The cill should support both the weight of the secondary glazing and of window cleaners without deflection. Large sliding panels could weigh more than 30 kg per meter run.
Any movement of the cill will reduce the sealing efficiency of sliding panes and at worst allow a panel to fall out of its frame.
Deep cills or cill casings having cut outs for air grilles must have sufficient supports or inherent strength to accept these weights without deflection. Air grilles may also have to be repositioned to avoid them venting into the cavity formed by the secondary window.
Cill height needs to be assessed taking into account any proposals to raise the floor level and safety glass must be specified in accordance with BS6262:1994:Part 4.
This affects glass less than 800mm from finished floor level (FFL) and glass in doors and adjacent windows within 300mm of doors to a height of 1500mm above FFL.
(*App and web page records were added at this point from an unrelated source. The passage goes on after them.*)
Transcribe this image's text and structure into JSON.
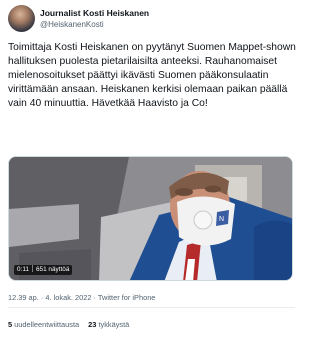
{
  "author": {
    "display_name": "Journalist Kosti Heiskanen",
    "handle": "@HeiskanenKosti"
  },
  "tweet": {
    "text": "Toimittaja Kosti Heiskanen on pyytänyt Suomen Mappet-shown hallituksen puolesta pietarilaisilta anteeksi. Rauhanomaiset mielenosoitukset päättyi ikävästi Suomen pääkonsulaatin virittämään ansaan. Heiskanen kerkisi olemaan paikan päällä vain 40 minuuttia. Hävetkää Haavisto ja Co!"
  },
  "media": {
    "type": "video",
    "duration": "0:11",
    "views": "651 näyttöä"
  },
  "meta": {
    "time": "12.39 ap.",
    "separator": "·",
    "date": "4. lokak. 2022",
    "source": "Twitter for iPhone"
  },
  "stats": {
    "retweets_count": "5",
    "retweets_label": "uudelleentwiittausta",
    "likes_count": "23",
    "likes_label": "tykkäystä"
  }
}
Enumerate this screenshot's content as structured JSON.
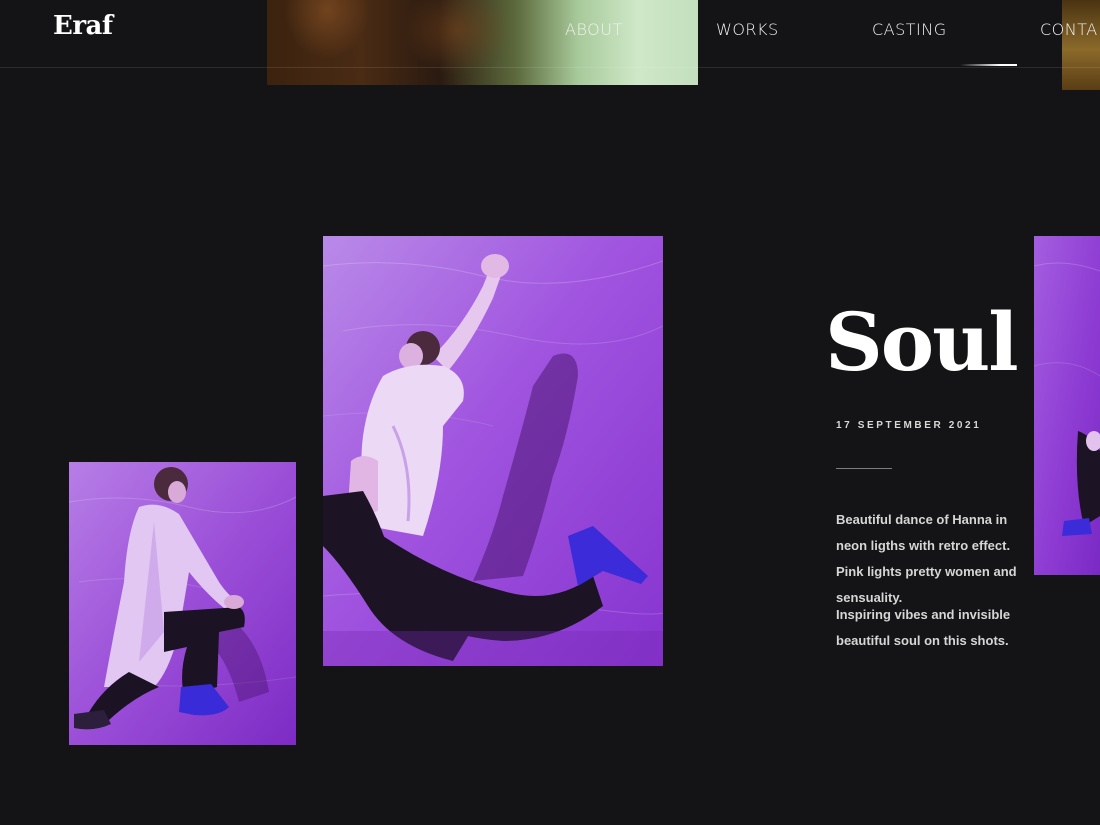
{
  "brand": {
    "logo": "Eraf"
  },
  "nav": {
    "items": [
      {
        "label": "ABOUT"
      },
      {
        "label": "WORKS"
      },
      {
        "label": "CASTING"
      },
      {
        "label": "CONTA"
      }
    ]
  },
  "article": {
    "title": "Soul D",
    "date": "17 SEPTEMBER 2021",
    "paragraphs": [
      "Beautiful dance of Hanna in neon ligths with retro effect. Pink lights pretty women and sensuality.",
      "Inspiring vibes and invisible beautiful soul on this shots."
    ]
  },
  "colors": {
    "background": "#141316",
    "accent_purple": "#9b3fd6",
    "text": "#ffffff",
    "muted_text": "#d6d6d6"
  }
}
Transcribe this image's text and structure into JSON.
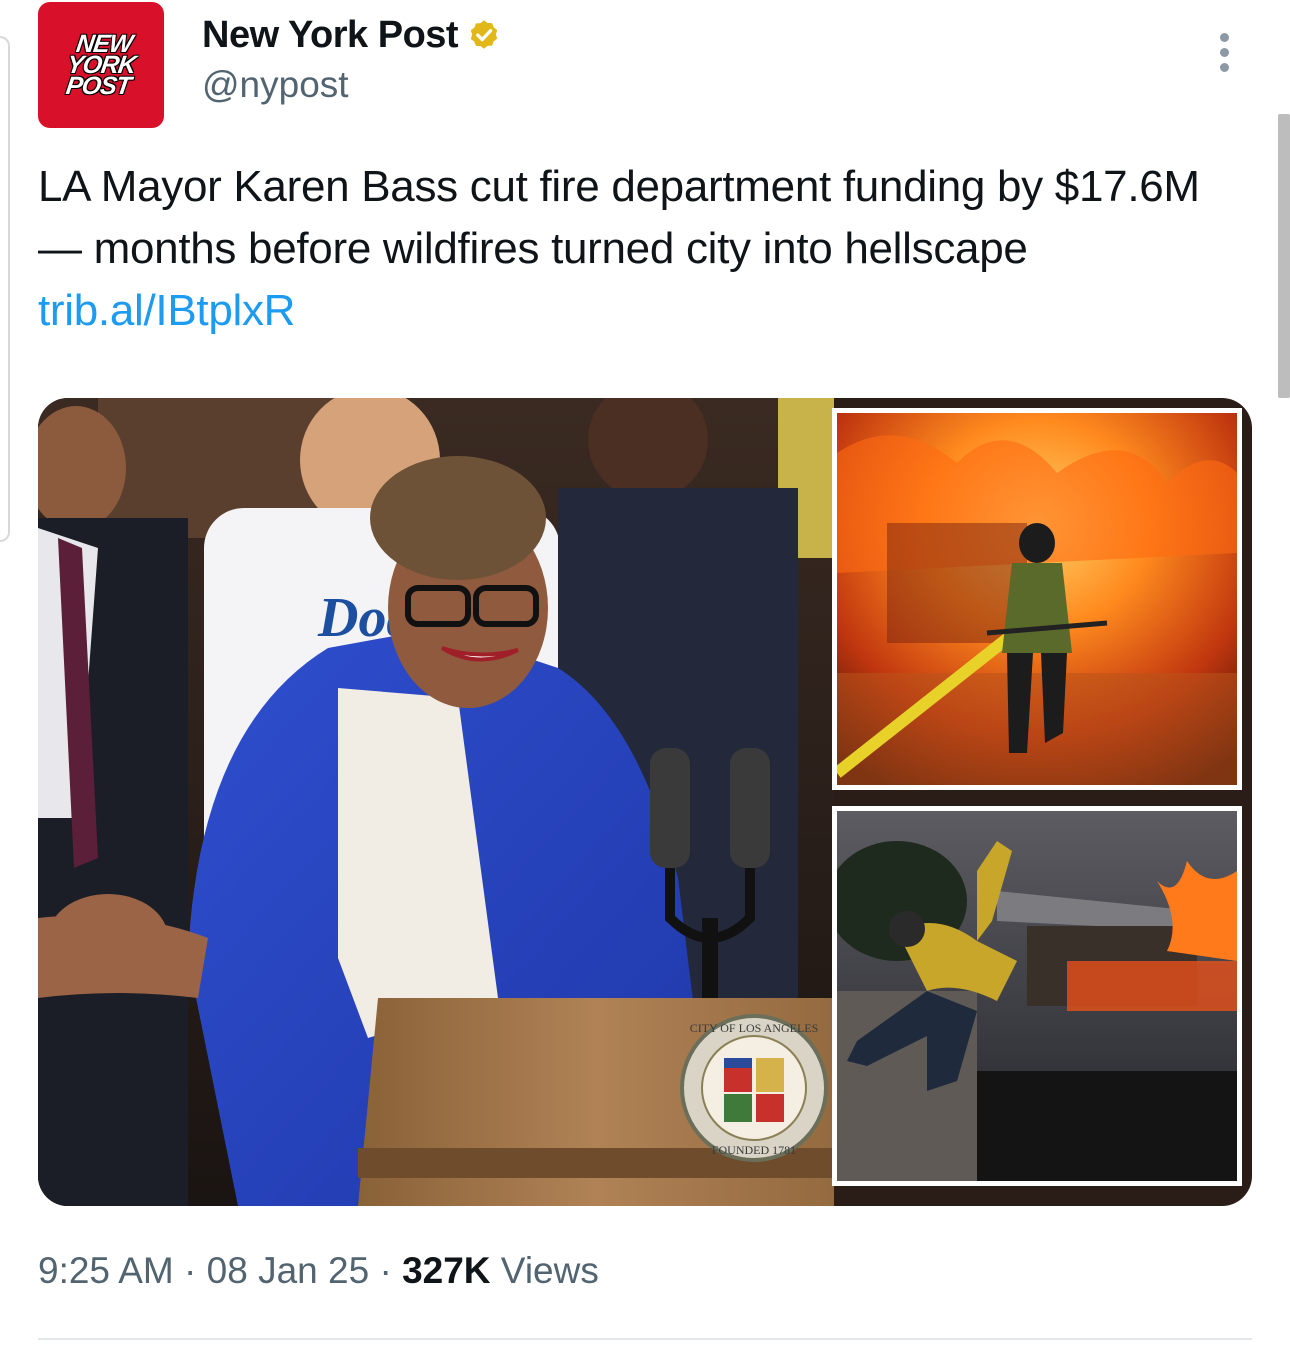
{
  "account": {
    "display_name": "New York Post",
    "handle": "@nypost",
    "verified": true,
    "verified_badge_color": "#e2b719",
    "avatar": {
      "logo_lines": [
        "NEW",
        "YORK",
        "POST"
      ],
      "background_color": "#d8102a"
    },
    "more_icon": "more-vertical-icon"
  },
  "tweet": {
    "text": "LA Mayor Karen Bass cut fire department funding by $17.6M — months before wildfires turned city into hellscape",
    "link_text": "trib.al/IBtplxR",
    "link_color": "#1d9bf0"
  },
  "media": {
    "main_photo_text": {
      "jersey": "Dodgers",
      "seal_top": "CITY OF LOS ANGELES",
      "seal_bottom": "FOUNDED 1781"
    }
  },
  "meta": {
    "time": "9:25 AM",
    "separator": " · ",
    "date": "08 Jan 25",
    "views_count": "327K",
    "views_label": " Views"
  }
}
Check for loose or live plasterwork. Align fixing point for secondary window to be behind the corner bead to avoid the plaster being damaged at the edge. The face of the secondary window should generally be 12-20mm back from the wall face.
It is not advisable to lip a plaster reveal with the secondary frame since the fixings will be insecure and the plaster is likely to be damaged. Also since the walls are unlikely to be plumb or in alignment there will be sealing difficulties and deviations in building tolerance will be exaggerated.
Provide a shaped timber sub frame to 'square' the opening. Visible faces of the timber should be painted to match the aluminium frame.
A new timber sub frame, securely fixed back to the structure, is needed to form a suitable reveal. The timber size will depend on the required cavity and the type of secondary window proposed. A bead of non setting mastic must be applied between the new timber frame and the receiving structure to effect a seal.